No trip to Oaxaca, Mexico, is complete without a tour of the area’s food. I’m not normally a foodie at home, but when I travel, I love to taste the local flavor, and Mexico is no exception. Spices, sauces and seafood, all served up with extra care and attention.
Here were some of the highlights of my culinary exploration:
Seafood: It only makes sense that seafood is a main staple on menus around Huatulco. Although I didn’t see any fishing boats while I was in the area, there was seafood available at every meal. This particular platter had shrimp, lobster, crab and a couple types of fish. One of the more unusual things I got to taste while I was in Huatulco was shark, which came in a samosa-type of appetizer. I’m not a big meat fan, but I do like seafood, and, except for the standard pieces of fish, I really enjoyed the freshness and flavor of the seafood I ate.
Traditional Breakfast: I’m generally a cereal and orange juice type of girl, with the occasional big, starchy breakfast consisting of French toast or waffles on the weekend. Not so in Oaxaca where a complete, traditional breakfast consists of mole (thick, rich, chocolate-tinged sauce), eggs, a quesadilla and beans topped with cheese. For someone with a pseudo-breakfast sweet tooth, this breakfast is a little too dinneresque for me, but all of the components were tasty nonetheless.
Grasshoppers: Okay, I admit it. The idea of eating grasshoppers did initially freak me out a bit, but our local host in Huatulco was snacking on them like they were peanuts, so I knew they couldn’t be that bad. I just had to get over the fact that I was eating grasshoppers. The grasshoppers are dried but still definitely look like grasshoppers, long antennae and everything. They’re usually served fried with lemon and salt, occasionally with garlic and chili. I put mine on a tortilla chip like a topping, and it was actually really good – a great snack food. I’d eat them again.
Sauces: There were sauces on or available with every meal. These are no out-of-the-jar salsas either, but rather thick, flavorful sauces that don’t just seep into or drip off of food. Spiciness varies, but nothing is what I’d consider to be “mild.” Though I’m not generally into spicy food, I did taste them all and even though some were well beyond my spiciness comfort level, I can understand why someone who enjoyed sauces like these would relish them.

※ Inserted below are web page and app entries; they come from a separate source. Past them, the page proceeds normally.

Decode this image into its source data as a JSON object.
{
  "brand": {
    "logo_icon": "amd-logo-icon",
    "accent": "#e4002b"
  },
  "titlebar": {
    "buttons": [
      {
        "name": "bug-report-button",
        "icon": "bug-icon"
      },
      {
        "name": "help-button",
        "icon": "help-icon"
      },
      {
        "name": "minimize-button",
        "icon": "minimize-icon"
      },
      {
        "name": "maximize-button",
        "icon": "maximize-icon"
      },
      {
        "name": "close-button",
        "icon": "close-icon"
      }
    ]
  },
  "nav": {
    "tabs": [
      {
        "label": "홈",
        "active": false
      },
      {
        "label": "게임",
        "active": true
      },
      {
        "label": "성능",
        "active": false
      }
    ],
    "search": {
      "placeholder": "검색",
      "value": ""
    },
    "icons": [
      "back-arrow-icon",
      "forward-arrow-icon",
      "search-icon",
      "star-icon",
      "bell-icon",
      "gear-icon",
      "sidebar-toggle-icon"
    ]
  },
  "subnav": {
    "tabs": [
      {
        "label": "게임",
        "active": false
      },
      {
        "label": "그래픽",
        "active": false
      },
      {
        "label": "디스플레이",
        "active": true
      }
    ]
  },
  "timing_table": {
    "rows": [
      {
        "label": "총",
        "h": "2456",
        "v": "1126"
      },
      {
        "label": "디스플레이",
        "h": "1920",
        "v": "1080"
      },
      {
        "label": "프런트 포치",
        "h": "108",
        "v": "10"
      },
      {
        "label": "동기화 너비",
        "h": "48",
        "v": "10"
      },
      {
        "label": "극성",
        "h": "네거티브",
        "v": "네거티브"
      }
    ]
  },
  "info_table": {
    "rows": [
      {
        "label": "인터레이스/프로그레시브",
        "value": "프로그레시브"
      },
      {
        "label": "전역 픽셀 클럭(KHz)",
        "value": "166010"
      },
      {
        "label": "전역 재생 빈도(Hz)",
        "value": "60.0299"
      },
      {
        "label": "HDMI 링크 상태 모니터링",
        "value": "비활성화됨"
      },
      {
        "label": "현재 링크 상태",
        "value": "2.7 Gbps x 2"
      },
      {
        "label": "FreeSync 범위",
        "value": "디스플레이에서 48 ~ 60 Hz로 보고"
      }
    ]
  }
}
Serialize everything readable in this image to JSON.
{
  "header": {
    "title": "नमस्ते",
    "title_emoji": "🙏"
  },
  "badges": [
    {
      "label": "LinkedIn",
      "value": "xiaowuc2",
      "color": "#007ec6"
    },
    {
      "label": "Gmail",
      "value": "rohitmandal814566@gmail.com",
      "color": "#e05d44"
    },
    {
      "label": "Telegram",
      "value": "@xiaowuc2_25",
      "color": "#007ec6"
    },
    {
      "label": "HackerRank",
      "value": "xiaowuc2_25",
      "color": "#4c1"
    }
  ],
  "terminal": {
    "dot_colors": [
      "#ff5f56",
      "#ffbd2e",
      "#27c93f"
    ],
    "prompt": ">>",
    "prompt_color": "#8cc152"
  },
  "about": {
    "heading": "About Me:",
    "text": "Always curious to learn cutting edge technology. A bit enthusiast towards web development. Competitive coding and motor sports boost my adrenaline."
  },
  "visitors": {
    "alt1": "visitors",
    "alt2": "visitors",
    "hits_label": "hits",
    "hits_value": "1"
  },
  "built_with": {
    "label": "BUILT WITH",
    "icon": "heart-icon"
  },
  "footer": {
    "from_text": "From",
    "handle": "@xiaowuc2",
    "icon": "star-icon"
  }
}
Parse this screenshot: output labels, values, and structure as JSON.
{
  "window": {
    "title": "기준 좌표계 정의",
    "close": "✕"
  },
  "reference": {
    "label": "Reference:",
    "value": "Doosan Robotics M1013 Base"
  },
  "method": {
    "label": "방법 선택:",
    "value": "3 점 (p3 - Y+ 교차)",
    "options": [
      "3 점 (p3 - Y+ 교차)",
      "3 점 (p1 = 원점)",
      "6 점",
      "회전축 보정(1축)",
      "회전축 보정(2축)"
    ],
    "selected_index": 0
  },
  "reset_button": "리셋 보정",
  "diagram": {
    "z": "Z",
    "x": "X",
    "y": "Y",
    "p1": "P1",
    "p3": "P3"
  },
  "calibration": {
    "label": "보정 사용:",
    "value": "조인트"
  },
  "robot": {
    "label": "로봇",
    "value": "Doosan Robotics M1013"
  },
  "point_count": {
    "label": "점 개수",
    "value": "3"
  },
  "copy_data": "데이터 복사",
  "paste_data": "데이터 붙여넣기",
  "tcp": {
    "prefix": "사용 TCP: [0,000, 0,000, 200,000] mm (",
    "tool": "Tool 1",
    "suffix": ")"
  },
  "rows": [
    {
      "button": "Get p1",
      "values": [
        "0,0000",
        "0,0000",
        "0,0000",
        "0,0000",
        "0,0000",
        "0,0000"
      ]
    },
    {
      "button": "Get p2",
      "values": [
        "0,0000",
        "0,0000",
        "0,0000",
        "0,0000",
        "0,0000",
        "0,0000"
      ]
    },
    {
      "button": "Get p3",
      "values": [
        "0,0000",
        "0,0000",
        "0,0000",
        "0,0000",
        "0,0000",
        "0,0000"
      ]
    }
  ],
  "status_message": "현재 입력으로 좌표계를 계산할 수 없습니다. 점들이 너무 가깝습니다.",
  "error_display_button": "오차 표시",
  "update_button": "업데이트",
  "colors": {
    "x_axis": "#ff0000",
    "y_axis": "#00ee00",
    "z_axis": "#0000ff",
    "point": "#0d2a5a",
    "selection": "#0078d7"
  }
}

Mole, as mentioned above, is probably the most common sauce in the area. It’s often poured over the main dish and is made of whatever seems to be handy: chocolate, bananas, pears, onions, almonds, cinnamon, bread, chilies, herbs … even cookies!
Oaxacan Hot Chocolate: I love hot chocolate. Always have and always will. So when I discovered that Oaxaca has its own version, I was excited to try it. It is served melted, warm and with milk or water. Most Americans would find it to be more bitter than what we’re used to stateside, but then again, we like our chocolate semi-sweet. Oaxacan hot chocolate is bitter, but it’s the real taste of chocolate, and for that reason alone, I like it.
Tequila and Mezcal: Though most people associate tequila with Mexico, it is mezcal that is predominant and famous in Oaxaca. Mezcal is made from the green agave plant, and a worm is placed in each bottle of mezcal. The worm lives inside the agave plant, so placing it in the bottle is a reminder of the plant from which the alcohol is made. People usually drink tequila in margaritas; mezcal, on the other hand, is taken as a shot, with or without salt and lime. It’s got a kick and tastes similar to tequila.
Tortillas: Women make tortillas so quickly the entire process can be missed if you don’t watch attentively. They smack the tortillas hard and fast between their hands, toss them on a sizzling grill, flip them and toss them onto a stone surface, where they’re either covered in cheese and sauce or served up to accompany meals as an appetizer or starchy side dish.
My stay in Huatulco, Mexico, was paid for by the Mexico Tourism Board but all opinions are my own.